_What you will do:_
Identify each line below that contains the word "phone", and copy it out.

_Provided data:_

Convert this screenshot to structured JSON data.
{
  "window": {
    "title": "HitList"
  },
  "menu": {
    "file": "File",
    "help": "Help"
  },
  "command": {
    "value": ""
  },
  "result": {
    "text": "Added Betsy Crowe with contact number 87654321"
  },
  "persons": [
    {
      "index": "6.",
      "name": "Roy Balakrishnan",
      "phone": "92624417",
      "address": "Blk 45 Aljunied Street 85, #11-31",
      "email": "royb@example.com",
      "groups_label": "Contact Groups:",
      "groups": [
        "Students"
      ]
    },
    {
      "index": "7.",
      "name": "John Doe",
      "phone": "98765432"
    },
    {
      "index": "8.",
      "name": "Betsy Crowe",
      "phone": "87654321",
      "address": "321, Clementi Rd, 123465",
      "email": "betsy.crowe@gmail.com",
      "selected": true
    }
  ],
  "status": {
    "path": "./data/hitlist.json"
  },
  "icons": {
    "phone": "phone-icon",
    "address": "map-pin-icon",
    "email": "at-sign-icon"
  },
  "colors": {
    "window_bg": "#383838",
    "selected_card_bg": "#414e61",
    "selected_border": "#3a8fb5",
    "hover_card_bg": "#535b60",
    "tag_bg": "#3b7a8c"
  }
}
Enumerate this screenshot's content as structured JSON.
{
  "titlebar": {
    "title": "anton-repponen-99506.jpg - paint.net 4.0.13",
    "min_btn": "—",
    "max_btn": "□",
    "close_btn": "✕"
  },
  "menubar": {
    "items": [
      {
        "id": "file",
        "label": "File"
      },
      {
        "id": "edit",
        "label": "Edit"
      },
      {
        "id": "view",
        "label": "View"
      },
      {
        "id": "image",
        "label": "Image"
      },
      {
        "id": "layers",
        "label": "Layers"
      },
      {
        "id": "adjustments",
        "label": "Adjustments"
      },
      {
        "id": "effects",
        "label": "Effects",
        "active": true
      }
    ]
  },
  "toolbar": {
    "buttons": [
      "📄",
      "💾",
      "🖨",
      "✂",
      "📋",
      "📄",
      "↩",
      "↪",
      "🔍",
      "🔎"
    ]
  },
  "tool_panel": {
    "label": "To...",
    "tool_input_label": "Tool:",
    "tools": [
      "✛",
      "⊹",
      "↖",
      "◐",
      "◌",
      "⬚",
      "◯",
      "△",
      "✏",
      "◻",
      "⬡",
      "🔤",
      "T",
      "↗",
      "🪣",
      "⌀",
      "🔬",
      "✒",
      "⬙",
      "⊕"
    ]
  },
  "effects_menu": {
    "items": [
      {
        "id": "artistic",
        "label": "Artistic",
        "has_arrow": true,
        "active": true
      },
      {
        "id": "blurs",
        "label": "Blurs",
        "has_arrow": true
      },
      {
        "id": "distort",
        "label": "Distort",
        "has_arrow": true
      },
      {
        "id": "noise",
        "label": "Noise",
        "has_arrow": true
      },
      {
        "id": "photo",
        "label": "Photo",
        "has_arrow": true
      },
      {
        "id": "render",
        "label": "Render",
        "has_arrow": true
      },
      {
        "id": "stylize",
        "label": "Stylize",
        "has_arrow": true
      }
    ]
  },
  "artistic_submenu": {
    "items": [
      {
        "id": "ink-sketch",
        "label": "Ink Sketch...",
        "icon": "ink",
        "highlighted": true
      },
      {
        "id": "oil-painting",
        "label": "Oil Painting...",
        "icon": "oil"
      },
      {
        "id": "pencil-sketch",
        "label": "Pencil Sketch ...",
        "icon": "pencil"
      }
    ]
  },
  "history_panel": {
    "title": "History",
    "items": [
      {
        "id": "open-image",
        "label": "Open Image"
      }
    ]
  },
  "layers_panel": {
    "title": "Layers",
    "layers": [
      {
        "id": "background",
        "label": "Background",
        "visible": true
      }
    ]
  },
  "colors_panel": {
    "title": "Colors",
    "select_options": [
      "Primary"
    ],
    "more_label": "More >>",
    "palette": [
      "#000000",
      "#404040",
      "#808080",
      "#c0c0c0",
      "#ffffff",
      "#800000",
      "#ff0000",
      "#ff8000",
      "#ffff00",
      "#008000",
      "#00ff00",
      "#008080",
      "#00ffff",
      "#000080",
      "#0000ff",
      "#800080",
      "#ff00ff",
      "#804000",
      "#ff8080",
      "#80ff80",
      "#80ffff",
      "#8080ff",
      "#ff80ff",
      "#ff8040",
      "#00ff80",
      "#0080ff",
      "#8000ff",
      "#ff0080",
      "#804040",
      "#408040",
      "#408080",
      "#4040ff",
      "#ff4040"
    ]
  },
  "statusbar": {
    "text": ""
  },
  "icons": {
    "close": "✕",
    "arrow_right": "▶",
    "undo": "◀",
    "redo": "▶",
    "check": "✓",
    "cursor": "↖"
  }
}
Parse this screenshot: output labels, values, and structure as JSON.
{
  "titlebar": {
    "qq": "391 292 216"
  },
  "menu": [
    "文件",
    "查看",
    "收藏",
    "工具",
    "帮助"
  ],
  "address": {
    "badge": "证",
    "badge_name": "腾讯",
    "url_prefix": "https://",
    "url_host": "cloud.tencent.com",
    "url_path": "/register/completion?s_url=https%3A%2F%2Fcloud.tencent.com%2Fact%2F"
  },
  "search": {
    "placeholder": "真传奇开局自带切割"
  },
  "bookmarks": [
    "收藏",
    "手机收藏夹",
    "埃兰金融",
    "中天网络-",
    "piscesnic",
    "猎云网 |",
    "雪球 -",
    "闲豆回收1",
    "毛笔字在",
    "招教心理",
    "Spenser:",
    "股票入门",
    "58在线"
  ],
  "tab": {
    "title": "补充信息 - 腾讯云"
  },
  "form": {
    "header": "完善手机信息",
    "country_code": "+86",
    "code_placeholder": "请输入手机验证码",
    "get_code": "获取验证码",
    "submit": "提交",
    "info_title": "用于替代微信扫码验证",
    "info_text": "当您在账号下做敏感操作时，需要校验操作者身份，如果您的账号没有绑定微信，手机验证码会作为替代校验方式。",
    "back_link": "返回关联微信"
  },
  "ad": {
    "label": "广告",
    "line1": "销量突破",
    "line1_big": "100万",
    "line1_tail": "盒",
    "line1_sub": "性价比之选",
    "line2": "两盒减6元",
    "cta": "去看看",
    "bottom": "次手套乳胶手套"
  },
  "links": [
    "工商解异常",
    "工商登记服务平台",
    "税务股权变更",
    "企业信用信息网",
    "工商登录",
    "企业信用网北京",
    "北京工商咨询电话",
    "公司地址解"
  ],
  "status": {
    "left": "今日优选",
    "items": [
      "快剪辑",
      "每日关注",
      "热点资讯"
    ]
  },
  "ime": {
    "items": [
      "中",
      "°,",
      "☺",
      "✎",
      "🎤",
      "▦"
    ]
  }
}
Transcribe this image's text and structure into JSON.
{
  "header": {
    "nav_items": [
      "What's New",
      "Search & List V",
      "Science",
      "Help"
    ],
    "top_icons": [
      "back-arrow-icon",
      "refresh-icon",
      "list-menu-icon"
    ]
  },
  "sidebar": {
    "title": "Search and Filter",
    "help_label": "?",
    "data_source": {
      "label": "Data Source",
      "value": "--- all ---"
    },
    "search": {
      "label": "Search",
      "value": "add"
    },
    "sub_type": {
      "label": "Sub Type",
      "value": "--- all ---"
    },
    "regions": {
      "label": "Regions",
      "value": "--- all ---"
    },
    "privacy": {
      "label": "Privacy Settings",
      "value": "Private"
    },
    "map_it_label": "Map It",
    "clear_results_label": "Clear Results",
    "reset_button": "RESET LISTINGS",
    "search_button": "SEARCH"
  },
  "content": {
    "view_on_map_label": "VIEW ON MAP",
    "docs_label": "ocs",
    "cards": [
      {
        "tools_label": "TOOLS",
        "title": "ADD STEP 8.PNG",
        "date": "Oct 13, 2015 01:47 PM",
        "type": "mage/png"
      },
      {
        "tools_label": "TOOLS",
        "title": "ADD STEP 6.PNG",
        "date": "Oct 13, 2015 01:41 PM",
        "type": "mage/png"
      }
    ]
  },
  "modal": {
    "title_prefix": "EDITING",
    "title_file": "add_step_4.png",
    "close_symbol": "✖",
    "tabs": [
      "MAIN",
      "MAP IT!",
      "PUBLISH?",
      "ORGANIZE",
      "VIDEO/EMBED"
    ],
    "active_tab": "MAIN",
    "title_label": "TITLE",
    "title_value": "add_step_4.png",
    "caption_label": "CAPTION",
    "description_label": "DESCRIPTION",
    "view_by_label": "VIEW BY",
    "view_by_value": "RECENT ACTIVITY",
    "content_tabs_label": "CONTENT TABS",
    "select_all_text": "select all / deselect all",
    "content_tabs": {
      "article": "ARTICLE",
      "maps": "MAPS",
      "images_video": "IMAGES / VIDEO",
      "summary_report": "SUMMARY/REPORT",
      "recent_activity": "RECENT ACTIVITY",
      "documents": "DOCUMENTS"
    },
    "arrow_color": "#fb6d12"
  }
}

_Answer to this exercise:_
      "phone": "92624417",
      "phone": "98765432"
      "phone": "87654321",
    "phone": "phone-icon",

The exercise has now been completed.